In 2015, artists Saskia Janssen and George Korsmit lived in New York City for one year. During this year, they worked in close collaboration with the residents of Peekskill, a small town to the north of New York City. Under the title Welcome Stranger they created a sculpture in public space and five wall paintings in the apartments of Bohlmann Towers, the Peekskill Housing Projects. These works were based on the African-American history of Peekskill and the making took place against the backdrop of the political climate in the USA; the Black Lives Matter movement and the rise of Donald Trump. Now, almost two years later, the rise of Donald Trump is fact, and the subjects of the works couldn’t be more topical. In their publication Welcome Stranger, Janssen and Korsmit report about their project in Peekskill and introduce you to five tenants of Bohlmann Towers.
For Harriet Tubman and Paul Robeson
We’re going to start painting at Arthur’s place. He doesn’t live in Bohlmann Towers

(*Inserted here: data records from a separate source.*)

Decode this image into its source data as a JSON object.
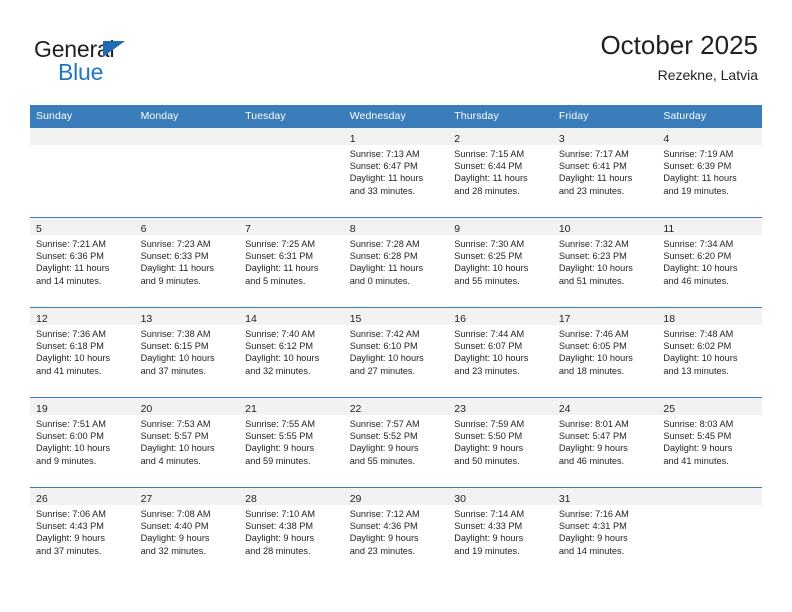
{
  "brand": {
    "name_top": "General",
    "name_bottom": "Blue",
    "triangle_icon": "triangle-icon",
    "accent_color": "#1f76c4"
  },
  "header": {
    "title": "October 2025",
    "subtitle": "Rezekne, Latvia"
  },
  "theme": {
    "header_bg": "#3b7cba",
    "header_text": "#ffffff",
    "daynum_band_bg": "#f2f2f2",
    "cell_bg": "#ffffff",
    "text": "#231f20"
  },
  "weekday_headers": [
    "Sunday",
    "Monday",
    "Tuesday",
    "Wednesday",
    "Thursday",
    "Friday",
    "Saturday"
  ],
  "labels": {
    "sunrise_prefix": "Sunrise:",
    "sunset_prefix": "Sunset:",
    "daylight_prefix": "Daylight:"
  },
  "weeks": [
    [
      {
        "empty": true
      },
      {
        "empty": true
      },
      {
        "empty": true
      },
      {
        "day": "1",
        "sunrise": "Sunrise: 7:13 AM",
        "sunset": "Sunset: 6:47 PM",
        "daylight_line1": "Daylight: 11 hours",
        "daylight_line2": "and 33 minutes."
      },
      {
        "day": "2",
        "sunrise": "Sunrise: 7:15 AM",
        "sunset": "Sunset: 6:44 PM",
        "daylight_line1": "Daylight: 11 hours",
        "daylight_line2": "and 28 minutes."
      },
      {
        "day": "3",
        "sunrise": "Sunrise: 7:17 AM",
        "sunset": "Sunset: 6:41 PM",
        "daylight_line1": "Daylight: 11 hours",
        "daylight_line2": "and 23 minutes."
      },
      {
        "day": "4",
        "sunrise": "Sunrise: 7:19 AM",
        "sunset": "Sunset: 6:39 PM",
        "daylight_line1": "Daylight: 11 hours",
        "daylight_line2": "and 19 minutes."
      }
    ],
    [
      {
        "day": "5",
        "sunrise": "Sunrise: 7:21 AM",
        "sunset": "Sunset: 6:36 PM",
        "daylight_line1": "Daylight: 11 hours",
        "daylight_line2": "and 14 minutes."
      },
      {
        "day": "6",
        "sunrise": "Sunrise: 7:23 AM",
        "sunset": "Sunset: 6:33 PM",
        "daylight_line1": "Daylight: 11 hours",
        "daylight_line2": "and 9 minutes."
      },
      {
        "day": "7",
        "sunrise": "Sunrise: 7:25 AM",
        "sunset": "Sunset: 6:31 PM",
        "daylight_line1": "Daylight: 11 hours",
        "daylight_line2": "and 5 minutes."
      },
      {
        "day": "8",
        "sunrise": "Sunrise: 7:28 AM",
        "sunset": "Sunset: 6:28 PM",
        "daylight_line1": "Daylight: 11 hours",
        "daylight_line2": "and 0 minutes."
      },
      {
        "day": "9",
        "sunrise": "Sunrise: 7:30 AM",
        "sunset": "Sunset: 6:25 PM",
        "daylight_line1": "Daylight: 10 hours",
        "daylight_line2": "and 55 minutes."
      },
      {
        "day": "10",
        "sunrise": "Sunrise: 7:32 AM",
        "sunset": "Sunset: 6:23 PM",
        "daylight_line1": "Daylight: 10 hours",
        "daylight_line2": "and 51 minutes."
      },
      {
        "day": "11",
        "sunrise": "Sunrise: 7:34 AM",
        "sunset": "Sunset: 6:20 PM",
        "daylight_line1": "Daylight: 10 hours",
        "daylight_line2": "and 46 minutes."
      }
    ],
    [
      {
        "day": "12",
        "sunrise": "Sunrise: 7:36 AM",
        "sunset": "Sunset: 6:18 PM",
        "daylight_line1": "Daylight: 10 hours",
        "daylight_line2": "and 41 minutes."
      },
      {
        "day": "13",
        "sunrise": "Sunrise: 7:38 AM",
        "sunset": "Sunset: 6:15 PM",
        "daylight_line1": "Daylight: 10 hours",
        "daylight_line2": "and 37 minutes."
      },
      {
        "day": "14",
        "sunrise": "Sunrise: 7:40 AM",
        "sunset": "Sunset: 6:12 PM",
        "daylight_line1": "Daylight: 10 hours",
        "daylight_line2": "and 32 minutes."
      },
      {
        "day": "15",
        "sunrise": "Sunrise: 7:42 AM",
        "sunset": "Sunset: 6:10 PM",
        "daylight_line1": "Daylight: 10 hours",
        "daylight_line2": "and 27 minutes."
      },
      {
        "day": "16",
        "sunrise": "Sunrise: 7:44 AM",
        "sunset": "Sunset: 6:07 PM",
        "daylight_line1": "Daylight: 10 hours",
        "daylight_line2": "and 23 minutes."
      },
      {
        "day": "17",
        "sunrise": "Sunrise: 7:46 AM",
        "sunset": "Sunset: 6:05 PM",
        "daylight_line1": "Daylight: 10 hours",
        "daylight_line2": "and 18 minutes."
      },
      {
        "day": "18",
        "sunrise": "Sunrise: 7:48 AM",
        "sunset": "Sunset: 6:02 PM",
        "daylight_line1": "Daylight: 10 hours",
        "daylight_line2": "and 13 minutes."
      }
    ],
    [
      {
        "day": "19",
        "sunrise": "Sunrise: 7:51 AM",
        "sunset": "Sunset: 6:00 PM",
        "daylight_line1": "Daylight: 10 hours",
        "daylight_line2": "and 9 minutes."
      },
      {
        "day": "20",
        "sunrise": "Sunrise: 7:53 AM",
        "sunset": "Sunset: 5:57 PM",
        "daylight_line1": "Daylight: 10 hours",
        "daylight_line2": "and 4 minutes."
      },
      {
        "day": "21",
        "sunrise": "Sunrise: 7:55 AM",
        "sunset": "Sunset: 5:55 PM",
        "daylight_line1": "Daylight: 9 hours",
        "daylight_line2": "and 59 minutes."
      },
      {
        "day": "22",
        "sunrise": "Sunrise: 7:57 AM",
        "sunset": "Sunset: 5:52 PM",
        "daylight_line1": "Daylight: 9 hours",
        "daylight_line2": "and 55 minutes."
      },
      {
        "day": "23",
        "sunrise": "Sunrise: 7:59 AM",
        "sunset": "Sunset: 5:50 PM",
        "daylight_line1": "Daylight: 9 hours",
        "daylight_line2": "and 50 minutes."
      },
      {
        "day": "24",
        "sunrise": "Sunrise: 8:01 AM",
        "sunset": "Sunset: 5:47 PM",
        "daylight_line1": "Daylight: 9 hours",
        "daylight_line2": "and 46 minutes."
      },
      {
        "day": "25",
        "sunrise": "Sunrise: 8:03 AM",
        "sunset": "Sunset: 5:45 PM",
        "daylight_line1": "Daylight: 9 hours",
        "daylight_line2": "and 41 minutes."
      }
    ],
    [
      {
        "day": "26",
        "sunrise": "Sunrise: 7:06 AM",
        "sunset": "Sunset: 4:43 PM",
        "daylight_line1": "Daylight: 9 hours",
        "daylight_line2": "and 37 minutes."
      },
      {
        "day": "27",
        "sunrise": "Sunrise: 7:08 AM",
        "sunset": "Sunset: 4:40 PM",
        "daylight_line1": "Daylight: 9 hours",
        "daylight_line2": "and 32 minutes."
      },
      {
        "day": "28",
        "sunrise": "Sunrise: 7:10 AM",
        "sunset": "Sunset: 4:38 PM",
        "daylight_line1": "Daylight: 9 hours",
        "daylight_line2": "and 28 minutes."
      },
      {
        "day": "29",
        "sunrise": "Sunrise: 7:12 AM",
        "sunset": "Sunset: 4:36 PM",
        "daylight_line1": "Daylight: 9 hours",
        "daylight_line2": "and 23 minutes."
      },
      {
        "day": "30",
        "sunrise": "Sunrise: 7:14 AM",
        "sunset": "Sunset: 4:33 PM",
        "daylight_line1": "Daylight: 9 hours",
        "daylight_line2": "and 19 minutes."
      },
      {
        "day": "31",
        "sunrise": "Sunrise: 7:16 AM",
        "sunset": "Sunset: 4:31 PM",
        "daylight_line1": "Daylight: 9 hours",
        "daylight_line2": "and 14 minutes."
      },
      {
        "empty": true
      }
    ]
  ]
}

but shares a floor of a white wooden house on a hill, close by the HVCCA. Arthur tells us that this is his first home after a year being homeless. He spent that year living in the Jan Peek House, Peekskill’s local homeless shelter. That’s also where he met his housemate Carlos, with whom he shares the apartment.
We soon feel at home at Arthur’s place. The place is spick-and-span and has a good atmosphere. And Arthur is a wonderful host. Princess the stray cat thinks the same. Arthur has taken her in and she relaxedly comes to sit with us. Arthur has bought a whole cat set-up for her: toys, a little house, bowls for food. He provides us—and Princess, too—with music, snacks and an evening meal. We’re served fish with rice and carrot cake, fruit and tea.
We’ve set out the dice, colour circles, paint and brushes on the bed. We spent more than three concentrated hours for the whole process of throwing dice and choosing colours blindly and noting down the results.
I always think that the atmosphere at such a moment influences the fall of the dice and thus affects the resulting painting. If we’re cheerful, positive and energetic, then the painting will ‘absorb’ that. Just like the music we play, actually all the vibes that are present at that moment. Perhaps it’s superstition or wishful thinking, but I nevertheless take it seriously, although I’m not quick to tell anyone. But I feel sufficiently comfortable with Arthur to tell him this. Fortunately he doesn’t react as if it’s strange.
Arthur plays soul and funk for us. We have the same taste in music and the three of us sing along. For his painting he has chosen the wall above his bed, which is painted in a stylish grey, and the painting will contrast well against it. We briefly have misgiving about whether that will look attractive: Wouldn’t it be better on the other white wall? No, nonsense, we correct ourselves. We’re not in a gallery or museum as we’re used to. If the paintings are produced in high spirits, then they will fit anywhere, even with a tartan bedspread. And we also think it’s an honour that Arthur wants the work of art above his bed.
— 22 September
We’re at Arthur’s place to apply the last layer of paint. Arthur has borrowed new CDs from the library and provides fresh music for us all day long: Marvin Gaye, Otis Redding, James Brown, and specially for me Michael Jackson, too. We no longer need to throw dice or take notes, just paint in the colours precisely and allow them to dry in the meantime. Arthur makes hotdogs and tea for us. While painting we end up learning a lot about Peekskill.
Things are OK here now, but approximately 10 years ago it was rough here, really rough. The area around Bohlmann Towers was Peekskill’s most dangerous neighbourhood, a no-go area where dealers and gangs ruled the roost and you certainly couldn’t risk being out on the streets after 10 o’clock at night. On the field of grass opposite Bohlmann Towers, where we’re going to build our stage, there were houses and a deli. A couple of years ago everything was demolished, because things were always getting out of hand, and even the police didn’t dare to show themselves there. Demolition was the only option. And someone was shot dead at exactly the spot where we want to place our structure.
Arthur’s life was also a lot less relaxed back then, so he’s glad he’s leading a totally different life now. Next-door neighbours Carlos and Brad come by to watch the painting process. Carlos loves art and shows me his room where he has carefully filled the walls with framed drawings and paintings that he bought at the local thrift store.
I once read somewhere that houses with a positive, harmonious atmosphere attract lots of animals, and that an above-average number of animals live around houses where people meditate often. At this house it’s a to-and-fro of animals. In the morning deer come to graze in the garden, in the afternoon I see groundhogs, squirrels and butterflies, and besides Princess there is also the stray cat Flaco, who drops in for a bite to eat.
Brad treats everyone to pizza. The painting is going to look good. And we learn a new word from Arthur: copasetic. Everything sure is copasetic here.